If you’ve gained weight over time or recently, particularly in your stomach area, but you feel hungry all the time and can’t stop eating—even after you’ve had enough to eat—that’s likely a sign of prediabetes. Prediabetes means your blood sugar levels are elevated and getting close to that point where diabetes kicks in. Even though it’s not diabetes yet, prediabetes is something to pay attention to as it puts you at risk for several complications that aren’t good: nerve problems, heart disease, vision loss, and others. Note: appetite changes can be seen long before any symptoms or diagnosis of type 2 diabetes appears. So watch out for signs like these and get tested if something doesn’t seem right.
#3: Cravings for sweets or carbohydrates

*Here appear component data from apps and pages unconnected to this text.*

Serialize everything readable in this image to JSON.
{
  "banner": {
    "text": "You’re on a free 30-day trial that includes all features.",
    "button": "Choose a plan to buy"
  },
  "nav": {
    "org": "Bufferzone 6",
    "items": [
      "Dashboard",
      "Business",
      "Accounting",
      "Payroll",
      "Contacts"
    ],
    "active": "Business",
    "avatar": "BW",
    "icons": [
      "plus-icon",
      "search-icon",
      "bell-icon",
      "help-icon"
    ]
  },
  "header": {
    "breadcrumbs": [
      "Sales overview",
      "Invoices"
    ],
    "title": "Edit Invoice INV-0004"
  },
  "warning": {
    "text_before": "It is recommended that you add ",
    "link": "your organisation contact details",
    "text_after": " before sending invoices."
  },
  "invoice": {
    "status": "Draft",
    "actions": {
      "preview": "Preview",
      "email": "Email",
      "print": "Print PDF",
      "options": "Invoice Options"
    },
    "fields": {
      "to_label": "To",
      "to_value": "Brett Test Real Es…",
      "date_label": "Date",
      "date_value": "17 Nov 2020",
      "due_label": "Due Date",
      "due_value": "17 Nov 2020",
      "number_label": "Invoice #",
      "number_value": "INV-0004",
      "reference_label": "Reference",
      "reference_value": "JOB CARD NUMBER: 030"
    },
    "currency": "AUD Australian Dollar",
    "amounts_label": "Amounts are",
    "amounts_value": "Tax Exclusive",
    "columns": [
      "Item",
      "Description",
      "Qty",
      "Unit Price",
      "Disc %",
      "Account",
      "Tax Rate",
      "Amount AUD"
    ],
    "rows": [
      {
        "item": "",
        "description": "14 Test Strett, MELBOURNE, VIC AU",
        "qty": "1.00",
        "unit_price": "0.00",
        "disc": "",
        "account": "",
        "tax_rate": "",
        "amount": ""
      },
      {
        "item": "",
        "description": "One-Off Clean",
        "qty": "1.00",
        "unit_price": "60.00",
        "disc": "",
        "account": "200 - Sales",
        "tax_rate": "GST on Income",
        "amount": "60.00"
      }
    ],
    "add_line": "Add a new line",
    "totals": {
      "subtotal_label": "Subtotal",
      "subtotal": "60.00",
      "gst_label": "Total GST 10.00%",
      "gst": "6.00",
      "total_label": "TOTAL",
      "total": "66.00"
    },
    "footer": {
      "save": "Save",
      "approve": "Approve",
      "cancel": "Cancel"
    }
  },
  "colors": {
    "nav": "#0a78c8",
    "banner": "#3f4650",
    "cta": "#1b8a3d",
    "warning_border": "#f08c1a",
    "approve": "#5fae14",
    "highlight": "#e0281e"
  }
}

When you eat, insulin spikes. And when insulin spikes, so do your cravings for sugars and starches, especially fast-acting ones. Once you become resistant to insulin, you’ll crave these foods. Try an apple instead, says Reissmueller. Don’t wait until you start craving it; think ahead and prepare your body for any change in food intake by eating healthier foods beforehand.
#4: Feeling increasingly thirsty, especially at night
If you feel thirsty, it’s an indication that your body is starting to have trouble retaining water. This is common with prediabetes and type 2 diabetes, so make sure you stay hydrated by drinking plenty of water. Drink enough water so that your urine is colorless. If you can’t tell because it’s too dark or cloudy, go out in public wearing light-colored clothing and take note of how much your urine has diluted your clothes. The goal: At least four liters per day. Include two to three liters from non-sugary drinks like coffee, tea, and clear soda (and one glass before each meal), and another one to two liters from water flavored with lemon juice or cucumber slices/chips.
#5: Increased fatigue, exhaustion
When it comes to diabetes, men and women aren’t created equal. Females seem to experience fatigue earlier than males, and as a result, are more likely to deal with it without ever knowing they have prediabetes or diabetes. In fact, recent research shows that while one in four men will experience fatigue at some point in their lives, nearly half of all women report experiencing it before age 65—and that makes them more vulnerable to getting type 2 diabetes. If you feel tired all the time or can’t seem to get enough sleep no matter how many hours you spend in bed each night, it might be time for an exam with your doctor.
#6 Irritability and depression
People with prediabetes often find themselves getting irritated or angry much more easily than usual, or feeling discouraged and depressed without reason. Sometimes they can’t quite figure out what’s wrong with them. This can be a problem because these feelings make it less likely that people will want to stick to their treatment plan, according to Melnick. In fact, studies have shown that when people start on medication for diabetes — which lowers blood sugar levels — they are less likely to stay on it if they feel miserable. Melnick suggests not only finding ways to lower stress but also taking steps to improve your mood, including getting enough sleep, staying physically active, and managing any mental health issues you may have.
#7 Blurred vision; reduced focus
If you’re one of those people who can no longer read tiny text, it might be because your prediabetes is starting to impact your vision. When prediabetes becomes full-blown diabetes, changes in vision are common. Early on, you may experience blurred vision or have trouble seeing clearly at night. This is sometimes due to an issue with your blood sugar and can often be improved by eating healthier and exercising more regularly. If your eyesight problems are caused by something other than blood sugar imbalances, be sure to schedule an appointment with your doctor as soon as possible so he or she can run tests and find out what’s going on. If left untreated, chronic issues with eyesight could even lead to blindness over time.